Ms. Perry and Ms. Stier, along with Mssrs. Zarrillo and Katami, just want to get married. A decision striking down Prop 8 will let them, and thousands of other committed gay couples, affirm their commitments and emerge from second-class citizen status. Sure, they will get the tangible benefits of marriage, but an end to Prop 8 will mean much more.
We know all this. We have been talking about the importance of the freedom to marry for years. But, these cases have the opportunity to do nothing less than change the relationship between gay persons and the state, much like Lawrence did 10 years ago. Back then, when states could criminalize our most intimate behavior, our community looked with longing eyes to anything that was better than being presumptive criminals. Obtaining second-class citizen status seemed like a victory. Today, we are, at best, second-class citizens, longing for the full equality we have always deserved. Hollingsworth and Windsor have the power to give us that equality under the law.
That does not mean that all vestiges of discrimination will fall apart if the Supreme Court issues pro-equality decisions in the DOMA and Prop 8 cases.

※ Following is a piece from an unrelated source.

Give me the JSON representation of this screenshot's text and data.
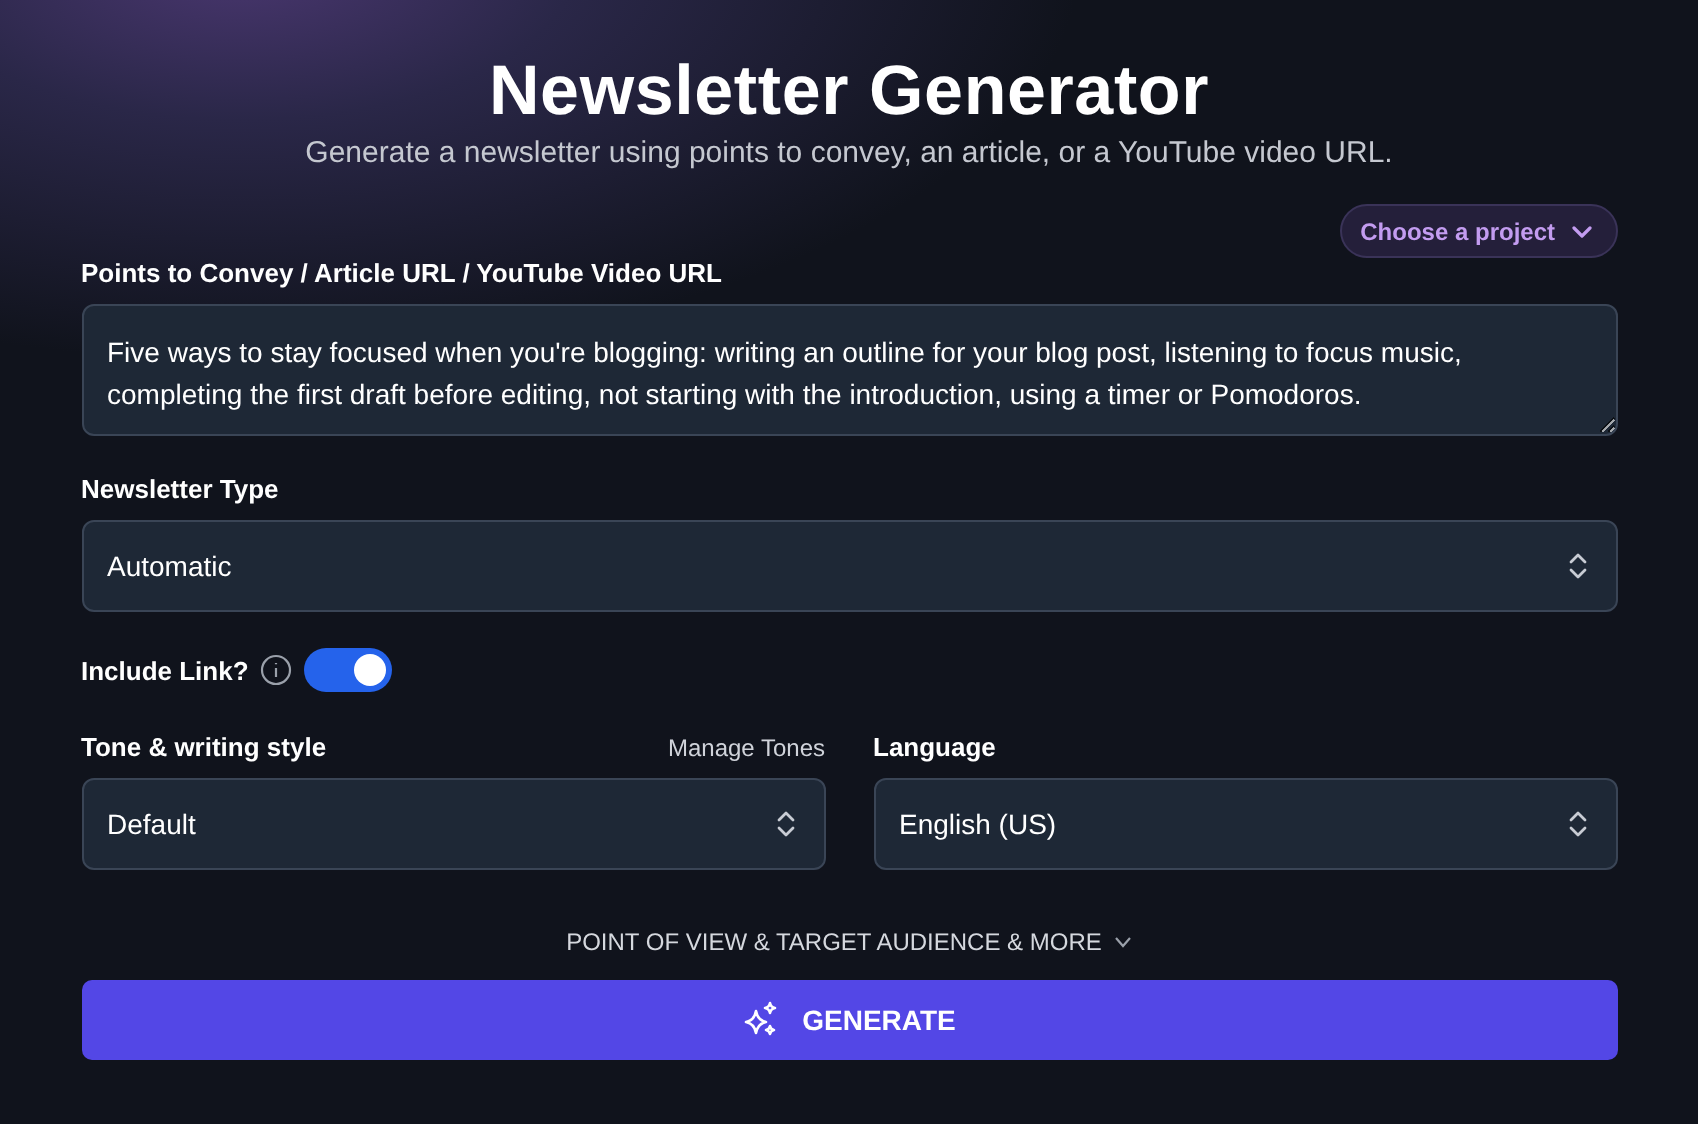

There is employment discrimination, tacit and overt discrimination in public accommodations, rampant abuse and harassment of gay persons in schools, the workplace, and the military that are not addressed, and a plethora of other ways in which gays are still burdened by anti-gay hatred.
But, the Court could issue a decision that delegitimizes the rationales for all of these forms of discrimination in the following three ways:
First, the Court could say that anti-gay discrimination merits heightened scrutiny, which would mean that few laws would ever pass constitutional muster. That would be the easiest path to full equality under the law, but it is not clear to me that a majority of this Court is ready to make a clear statement mandating heightened scrutiny.
Second, the Court could muddle along without making any clear statement about scrutiny, but find that no justification for DOMA or Prop 8 pass even the lowest form of constitutional scrutiny. This may seem less helpful than a heightened scrutiny holding, but since it is a fact that discrimination against gays in all areas has often been justified on similar grounds, a declaration that those justifications are irrational would delegitimize the bases for all other forms of discrimination.
Third, any pro-equality decision from the Court has the expressive effect of telling traditionalists and discriminators that they are increasingly part of the fringe and that the policies they push are illegitimate, antiquated, and morally wrong. The end to marriage discrimination says that gays are equal. And, a clear statement from the Supreme Court in that regard says that discrimination against gays is just wrong. With an end to Prop 8 and DOMA, American law will catch up to its people. The dominoes will fall from there.
Ari Ezra Waldman teaches at Brooklyn Law School and is concurrently getting his PhD at Columbia University in New York City. He is a 2002 graduate of Harvard College and a 2005 graduate of Harvard Law School. His research focuses on technology, privacy, speech, and gay rights. Ari will be writing weekly posts on law and various LGBT issues. You can follow him on Twitter at @ariezrawaldman.